- Opening Delimiter -

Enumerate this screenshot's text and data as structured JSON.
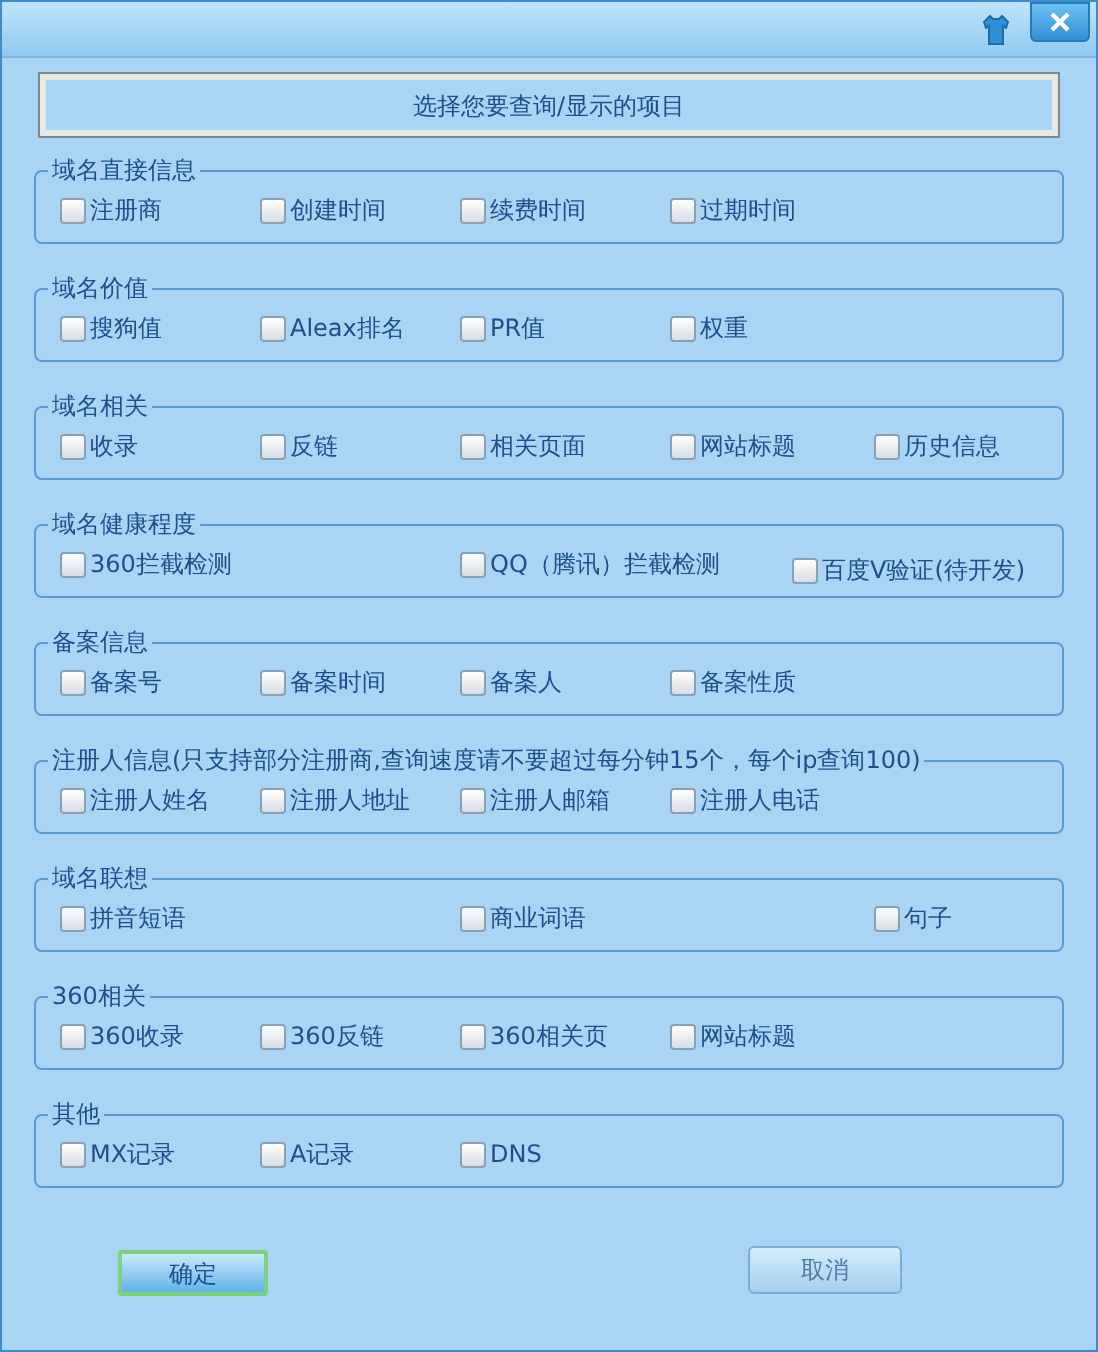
{
  "header": "选择您要查询/显示的项目",
  "groups": [
    {
      "legend": "域名直接信息",
      "items": [
        {
          "label": "注册商",
          "checked": false
        },
        {
          "label": "创建时间",
          "checked": false
        },
        {
          "label": "续费时间",
          "checked": false
        },
        {
          "label": "过期时间",
          "checked": false
        }
      ]
    },
    {
      "legend": "域名价值",
      "items": [
        {
          "label": "搜狗值",
          "checked": false
        },
        {
          "label": "Aleax排名",
          "checked": false
        },
        {
          "label": "PR值",
          "checked": false
        },
        {
          "label": "权重",
          "checked": false
        }
      ]
    },
    {
      "legend": "域名相关",
      "items": [
        {
          "label": "收录",
          "checked": false
        },
        {
          "label": "反链",
          "checked": false
        },
        {
          "label": "相关页面",
          "checked": false
        },
        {
          "label": "网站标题",
          "checked": false
        },
        {
          "label": "历史信息",
          "checked": false
        }
      ]
    },
    {
      "legend": "域名健康程度",
      "items": [
        {
          "label": "360拦截检测",
          "checked": false
        },
        {
          "label": "QQ（腾讯）拦截检测",
          "checked": false
        },
        {
          "label": "百度V验证(待开发)",
          "checked": false
        }
      ]
    },
    {
      "legend": "备案信息",
      "items": [
        {
          "label": "备案号",
          "checked": false
        },
        {
          "label": "备案时间",
          "checked": false
        },
        {
          "label": "备案人",
          "checked": false
        },
        {
          "label": "备案性质",
          "checked": false
        }
      ]
    },
    {
      "legend": "注册人信息(只支持部分注册商,查询速度请不要超过每分钟15个，每个ip查询100)",
      "items": [
        {
          "label": "注册人姓名",
          "checked": false
        },
        {
          "label": "注册人地址",
          "checked": false
        },
        {
          "label": "注册人邮箱",
          "checked": false
        },
        {
          "label": "注册人电话",
          "checked": false
        }
      ]
    },
    {
      "legend": "域名联想",
      "items": [
        {
          "label": "拼音短语",
          "checked": false
        },
        {
          "label": "商业词语",
          "checked": false
        },
        {
          "label": "句子",
          "checked": false
        }
      ]
    },
    {
      "legend": "360相关",
      "items": [
        {
          "label": "360收录",
          "checked": false
        },
        {
          "label": "360反链",
          "checked": false
        },
        {
          "label": "360相关页",
          "checked": false
        },
        {
          "label": "网站标题",
          "checked": false
        }
      ]
    },
    {
      "legend": "其他",
      "items": [
        {
          "label": "MX记录",
          "checked": false
        },
        {
          "label": "A记录",
          "checked": false
        },
        {
          "label": "DNS",
          "checked": false
        }
      ]
    }
  ],
  "buttons": [
    {
      "label": "确定",
      "kind": "primary"
    },
    {
      "label": "取消",
      "kind": "secondary"
    }
  ]
}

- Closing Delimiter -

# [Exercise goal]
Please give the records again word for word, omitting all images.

# [Solution below]
Enumerate this screenshot's text and data as structured JSON.
{
  "header": "选择您要查询/显示的项目",
  "groups": [
    {
      "legend": "域名直接信息",
      "items": [
        {
          "label": "注册商",
          "checked": false
        },
        {
          "label": "创建时间",
          "checked": false
        },
        {
          "label": "续费时间",
          "checked": false
        },
        {
          "label": "过期时间",
          "checked": false
        }
      ]
    },
    {
      "legend": "域名价值",
      "items": [
        {
          "label": "搜狗值",
          "checked": false
        },
        {
          "label": "Aleax排名",
          "checked": false
        },
        {
          "label": "PR值",
          "checked": false
        },
        {
          "label": "权重",
          "checked": false
        }
      ]
    },
    {
      "legend": "域名相关",
      "items": [
        {
          "label": "收录",
          "checked": false
        },
        {
          "label": "反链",
          "checked": false
        },
        {
          "label": "相关页面",
          "checked": false
        },
        {
          "label": "网站标题",
          "checked": false
        },
        {
          "label": "历史信息",
          "checked": false
        }
      ]
    },
    {
      "legend": "域名健康程度",
      "items": [
        {
          "label": "360拦截检测",
          "checked": false
        },
        {
          "label": "QQ（腾讯）拦截检测",
          "checked": false
        },
        {
          "label": "百度V验证(待开发)",
          "checked": false
        }
      ]
    },
    {
      "legend": "备案信息",
      "items": [
        {
          "label": "备案号",
          "checked": false
        },
        {
          "label": "备案时间",
          "checked": false
        },
        {
          "label": "备案人",
          "checked": false
        },
        {
          "label": "备案性质",
          "checked": false
        }
      ]
    },
    {
      "legend": "注册人信息(只支持部分注册商,查询速度请不要超过每分钟15个，每个ip查询100)",
      "items": [
        {
          "label": "注册人姓名",
          "checked": false
        },
        {
          "label": "注册人地址",
          "checked": false
        },
        {
          "label": "注册人邮箱",
          "checked": false
        },
        {
          "label": "注册人电话",
          "checked": false
        }
      ]
    },
    {
      "legend": "域名联想",
      "items": [
        {
          "label": "拼音短语",
          "checked": false
        },
        {
          "label": "商业词语",
          "checked": false
        },
        {
          "label": "句子",
          "checked": false
        }
      ]
    },
    {
      "legend": "360相关",
      "items": [
        {
          "label": "360收录",
          "checked": false
        },
        {
          "label": "360反链",
          "checked": false
        },
        {
          "label": "360相关页",
          "checked": false
        },
        {
          "label": "网站标题",
          "checked": false
        }
      ]
    },
    {
      "legend": "其他",
      "items": [
        {
          "label": "MX记录",
          "checked": false
        },
        {
          "label": "A记录",
          "checked": false
        },
        {
          "label": "DNS",
          "checked": false
        }
      ]
    }
  ],
  "buttons": [
    {
      "label": "确定",
      "kind": "primary"
    },
    {
      "label": "取消",
      "kind": "secondary"
    }
  ]
}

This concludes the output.